Entries from a dataset of interfaces
◆ ◆ ◆ ◆ ◆
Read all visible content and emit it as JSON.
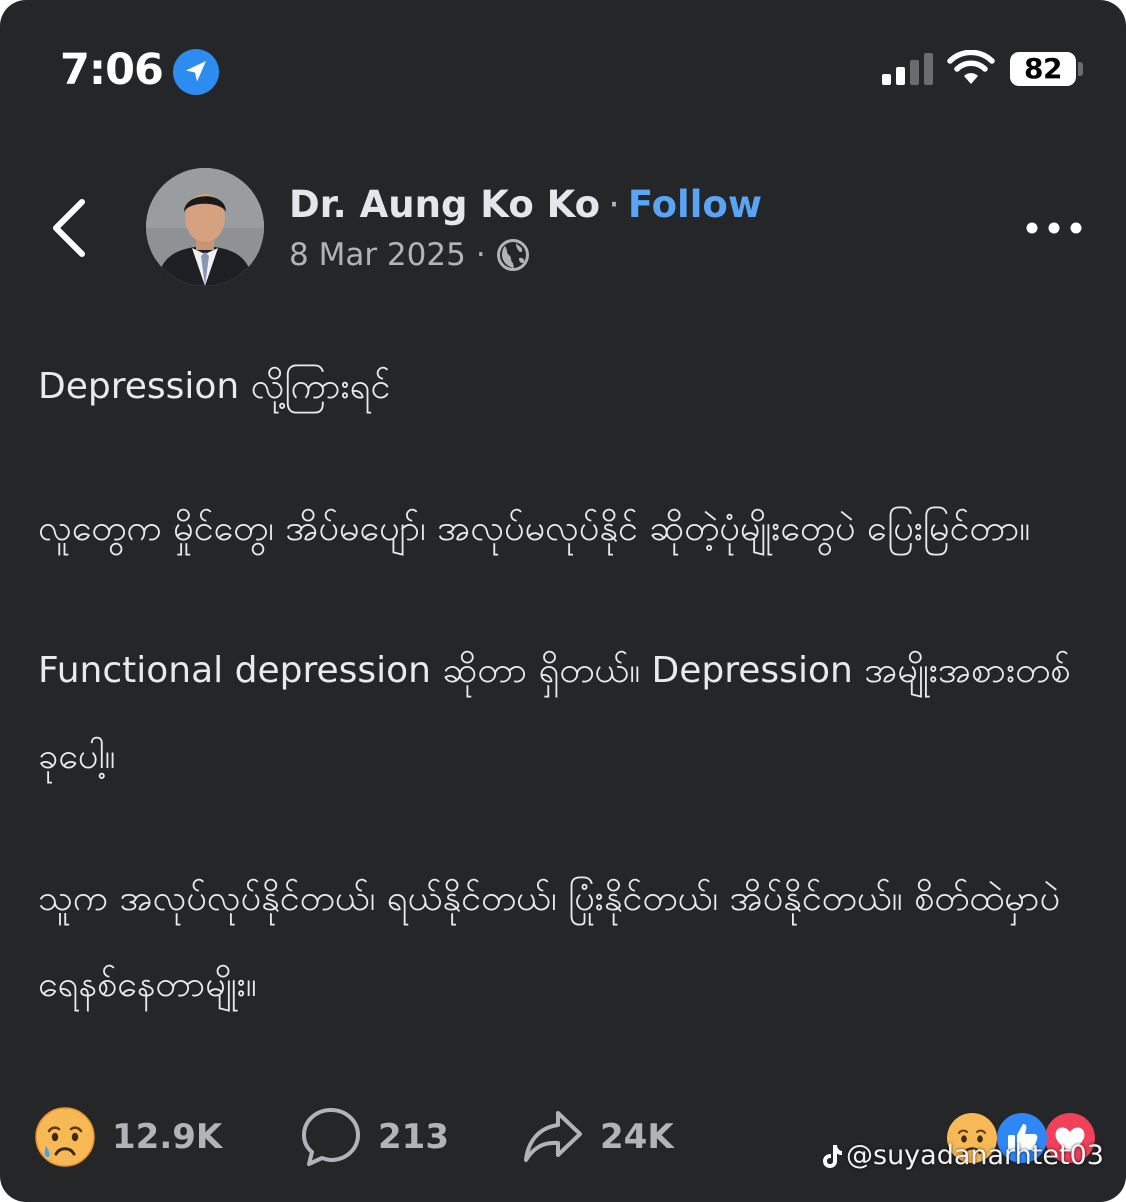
{
  "status_bar": {
    "time": "7:06",
    "battery": "82",
    "icons": [
      "location-arrow-icon",
      "cellular-signal-icon",
      "wifi-icon",
      "battery-icon"
    ]
  },
  "header": {
    "back_icon": "chevron-left-icon",
    "author_name": "Dr. Aung Ko Ko",
    "separator": "·",
    "follow_label": "Follow",
    "date": "8 Mar 2025",
    "meta_separator": "·",
    "audience_icon": "globe-icon",
    "more_icon": "more-horizontal-icon"
  },
  "post": {
    "paragraphs": [
      "Depression လို့ကြားရင်",
      "လူတွေက မှိုင်တွေ၊ အိပ်မပျော်၊ အလုပ်မလုပ်နိုင် ဆိုတဲ့ပုံမျိုးတွေပဲ ပြေးမြင်တာ။",
      "Functional depression ဆိုတာ ရှိတယ်။ Depression အမျိုးအစားတစ်ခုပေါ့။",
      "သူက အလုပ်လုပ်နိုင်တယ်၊ ရယ်နိုင်တယ်၊ ပြုံးနိုင်တယ်၊ အိပ်နိုင်တယ်။ စိတ်ထဲမှာပဲ ရေနစ်နေတာမျိုး။"
    ]
  },
  "footer": {
    "reactions_count": "12.9K",
    "comments_count": "213",
    "shares_count": "24K",
    "reaction_icons": [
      "sad-reaction-icon",
      "like-reaction-icon",
      "love-reaction-icon"
    ]
  },
  "watermark": {
    "text": "@suyadanarhtet03"
  },
  "colors": {
    "background": "#252628",
    "text_primary": "#e4e6eb",
    "text_secondary": "#b0b3b8",
    "link": "#5aa4f5"
  }
}
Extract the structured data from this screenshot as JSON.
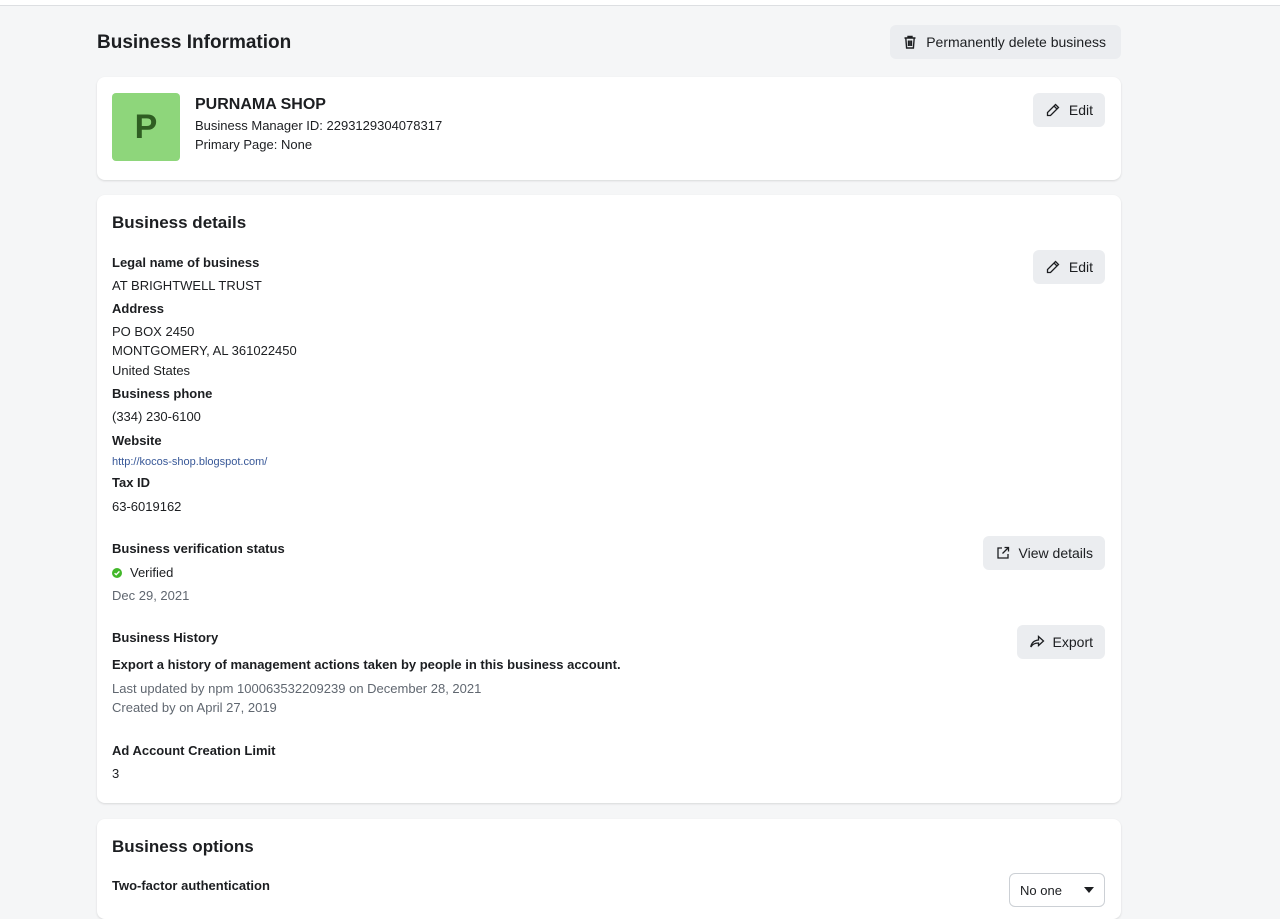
{
  "header": {
    "title": "Business Information",
    "delete_label": "Permanently delete business"
  },
  "profile": {
    "avatar_letter": "P",
    "avatar_color": "#8ed67b",
    "name": "PURNAMA SHOP",
    "manager_id": "Business Manager ID: 2293129304078317",
    "primary_page": "Primary Page: None",
    "edit_label": "Edit"
  },
  "details": {
    "title": "Business details",
    "edit_label": "Edit",
    "legal_name_label": "Legal name of business",
    "legal_name": "AT BRIGHTWELL TRUST",
    "address_label": "Address",
    "address_line1": "PO BOX 2450",
    "address_line2": "MONTGOMERY, AL 361022450",
    "address_line3": "United States",
    "phone_label": "Business phone",
    "phone": "(334) 230-6100",
    "website_label": "Website",
    "website": "http://kocos-shop.blogspot.com/",
    "tax_label": "Tax ID",
    "tax_id": "63-6019162",
    "verification_label": "Business verification status",
    "verification_status": "Verified",
    "verification_date": "Dec 29, 2021",
    "view_details_label": "View details",
    "history_label": "Business History",
    "history_desc": "Export a history of management actions taken by people in this business account.",
    "history_updated": "Last updated by npm 100063532209239 on December 28, 2021",
    "history_created": "Created by on April 27, 2019",
    "export_label": "Export",
    "ad_limit_label": "Ad Account Creation Limit",
    "ad_limit": "3",
    "verified_color": "#42b72a",
    "link_color": "#385898"
  },
  "options": {
    "title": "Business options",
    "twofa_label": "Two-factor authentication",
    "twofa_value": "No one"
  }
}
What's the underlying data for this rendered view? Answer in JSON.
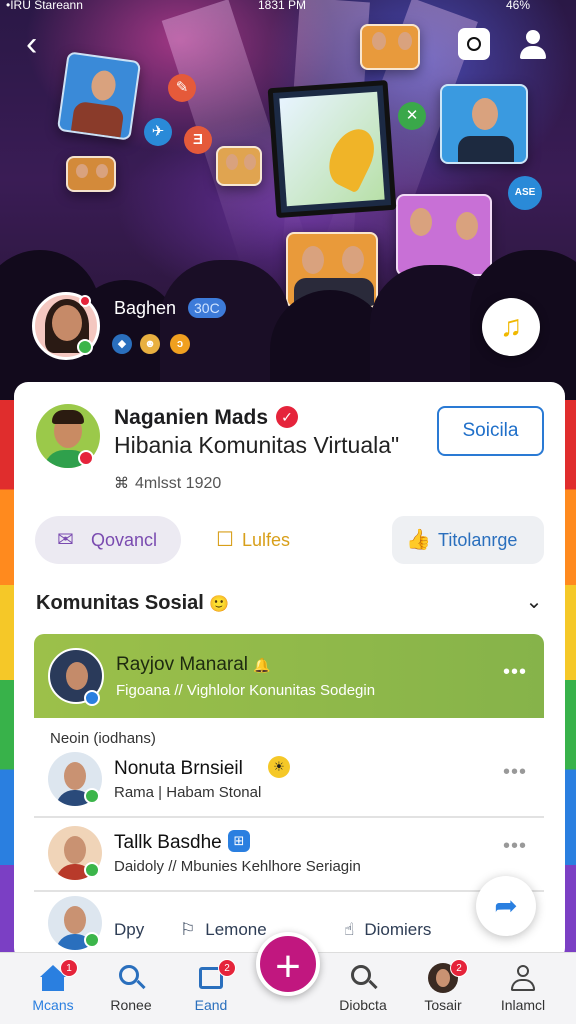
{
  "status_bar": {
    "carrier": "•IRU Stareann",
    "time": "1831 PM",
    "battery": "46%"
  },
  "header": {
    "back_icon": "back-arrow-icon",
    "camera_icon": "camera-icon",
    "profile_icon": "user-add-icon"
  },
  "hero": {
    "host_name": "Baghen",
    "host_badge": "30C",
    "music_icon": "music-note-icon"
  },
  "profile": {
    "name": "Naganien Mads",
    "subtitle": "Hibania Komunitas Virtuala\"",
    "meta": "4mlsst 1920",
    "action_button": "Soicila"
  },
  "actions": [
    {
      "label": "Qovancl",
      "icon": "mail-icon"
    },
    {
      "label": "Lulfes",
      "icon": "chat-icon"
    },
    {
      "label": "Titolanrge",
      "icon": "thumbs-up-icon"
    }
  ],
  "section": {
    "title": "Komunitas Sosial"
  },
  "featured": {
    "name": "Rayjov Manaral",
    "subtitle": "Figoana // Vighlolor Konunitas Sodegin"
  },
  "group_label": "Neoin (iodhans)",
  "members": [
    {
      "name": "Nonuta Brnsieil",
      "subtitle": "Rama | Habam Stonal"
    },
    {
      "name": "Tallk Basdhe",
      "subtitle": "Daidoly // Mbunies Kehlhore Seriagin"
    }
  ],
  "partial_row": {
    "label_1": "Dpy",
    "label_2": "Lemone",
    "label_3": "Diomiers"
  },
  "bottom_nav": [
    {
      "label": "Mcans",
      "badge": "1"
    },
    {
      "label": "Ronee"
    },
    {
      "label": "Eand",
      "badge": "2"
    },
    {
      "label": "Diobcta"
    },
    {
      "label": "Tosair",
      "badge": "2"
    },
    {
      "label": "Inlamcl"
    }
  ],
  "colors": {
    "accent_blue": "#2a7fe0",
    "fab_magenta": "#c1177f",
    "feature_green": "#9cc04a",
    "alert_red": "#e5243b"
  }
}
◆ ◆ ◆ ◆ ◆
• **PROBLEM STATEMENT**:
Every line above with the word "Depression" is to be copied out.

• **SOLUTION**:
      "Depression လို့ကြားရင်",
      "Functional depression ဆိုတာ ရှိတယ်။ Depression အမျိုးအစားတစ်ခုပေါ့။",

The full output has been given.